Information Security Manager (ISO 27001, Accreditation, ITIL)

£70000 per annum: Harrington Starr: Information Security Manager (ISO 27001, A...

C# Developer (HTML5, JavaScript, ASP.NET, Mathematics, Entity)

£30000 - £45000 per annum + Benefits + Bonus: Harrington Starr: C# Developer (...

C# Integration Developer (.NET, Tibco EMS, SQL 2008/2012, XML)

£60000 - £80000 per annum + Benefits + Bonus: Harrington Starr: C# Integration...

Biztalk - outstanding opportunity

£75000 - £85000 per annum + ex bens: Deerfoot IT Resources Limited: Biztalk Te...

Day In a Page

Read Next
 

i Editor's Letter: The final instalment of our WW1 series

Oliver Duff Oliver Duff
 

Simon Usborne: The more you watch pro cycling, the more you understand its social complexity

Simon Usborne
A History of the First World War in 100 Moments: Peace without magnanimity - the summit in a railway siding that ended the fighting

A History of the First World War in 100 Moments

Peace without magnanimity - the summit in a railway siding that ended the fighting
Scottish independence: How the Commonwealth Games could swing the vote

Scottish independence: How the Commonwealth Games could swing the vote

In the final part of our series, Chris Green arrives in Glasgow - a host city struggling to keep the politics out of its celebration of sport
Out in the cold: A writer spends a night on the streets and hears the stories of the homeless

A writer spends a night on the streets

Rough sleepers - the homeless, the destitute and the drunk - exist in every city. Will Nicoll meets those whose luck has run out
Striking new stations, high-speed links and (whisper it) better services - the UK's railways are entering a new golden age

UK's railways are entering a new golden age
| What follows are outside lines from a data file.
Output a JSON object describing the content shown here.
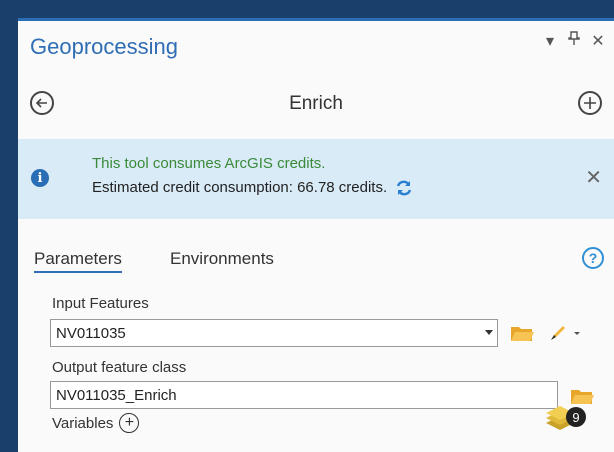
{
  "panel": {
    "title": "Geoprocessing"
  },
  "window_controls": {
    "menu": "▾",
    "pin": "ᵠ",
    "close": "✕"
  },
  "nav": {
    "tool_name": "Enrich"
  },
  "banner": {
    "line1": "This tool consumes ArcGIS credits.",
    "line2": "Estimated credit consumption: 66.78 credits."
  },
  "tabs": [
    {
      "label": "Parameters",
      "active": true
    },
    {
      "label": "Environments",
      "active": false
    }
  ],
  "params": {
    "input_label": "Input Features",
    "input_value": "NV011035",
    "output_label": "Output feature class",
    "output_value": "NV011035_Enrich",
    "variables_label": "Variables"
  },
  "layers_badge": "9",
  "colors": {
    "accent": "#2f6eb5",
    "banner_bg": "#d9ebf7",
    "credit_text": "#3a8a3a",
    "folder": "#f2b53b"
  }
}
New stations are opening across the country and our railways appear to be entering an era not seen in Britain since the early 1950s
Conchita Wurst becomes a 'bride' on the Paris catwalk - and proves there is life after Eurovision

Conchita becomes a 'bride' on Paris catwalk

Alexander Fury salutes the Eurovision Song Contest winner's latest triumph
Pétanque World Championship in Marseilles hit by

Pétanque 'world cup' hit by death threats

This year's most acrimonious sporting event took place in France, not Brazil. How did pétanque get so passionate?
Whelks are healthy, versatile and sustainable - so why did we stop eating them in the UK?

Why did we stop eating whelks?

Whelks were the Victorian equivalent of the donor kebab and our stocks are abundant. So why do we now export them all to the Far East?
10 best women's sunglasses

In the shade: 10 best women's sunglasses

From luxury bespoke eyewear to fun festival sunnies, we round up the shades to be seen in this summer
Germany vs Argentina World Cup 2014: Lionel Messi? Javier Mascherano is key for Argentina...

World Cup final: Messi? Mascherano is key for Argentina...

No 10 is always centre of attention but Barça team-mate is just as crucial to finalists’ hopes
Siobhan-Marie O’Connor: Swimmer knows she needs Glasgow joy on road to Rio

Siobhan-Marie O’Connor: Swimmer needs Glasgow joy on road to Rio

18-year-old says this month’s Commonwealth Games are a key staging post in her career before time slips away
The true Gaza back-story that the Israelis aren’t telling this week

The true Gaza back-story that the Israelis aren’t telling this week

A future Palestine state will have no borders and be an enclave within Israel, surrounded on all sides by Israeli-held territory, says Robert Fisk
A History of the First World War in 100 Moments: The German people demand an end to the fighting

A History of the First World War in 100 Moments

The German people demand an end to the fighting
New play by Oscar Wilde's grandson reveals what the Irish wit said at his trials

New play reveals what Oscar Wilde said at trials

For a century, what Wilde actually said at his trials was a mystery. But the recent discovery of shorthand notes changed that. Now his grandson Merlin Holland has turned them into a play
Can scientists save the world's sea life from

Can scientists save our sea life?

By the end of the century, the only living things left in our oceans could be plankton and jellyfish. Alex Renton meets the scientists who are trying to turn the tide
Richard III, Trafalgar Studios, review: Martin Freeman gives highly intelligent performance

Richard III review

Martin Freeman’s psychotic monarch is big on mockery but wanting in malice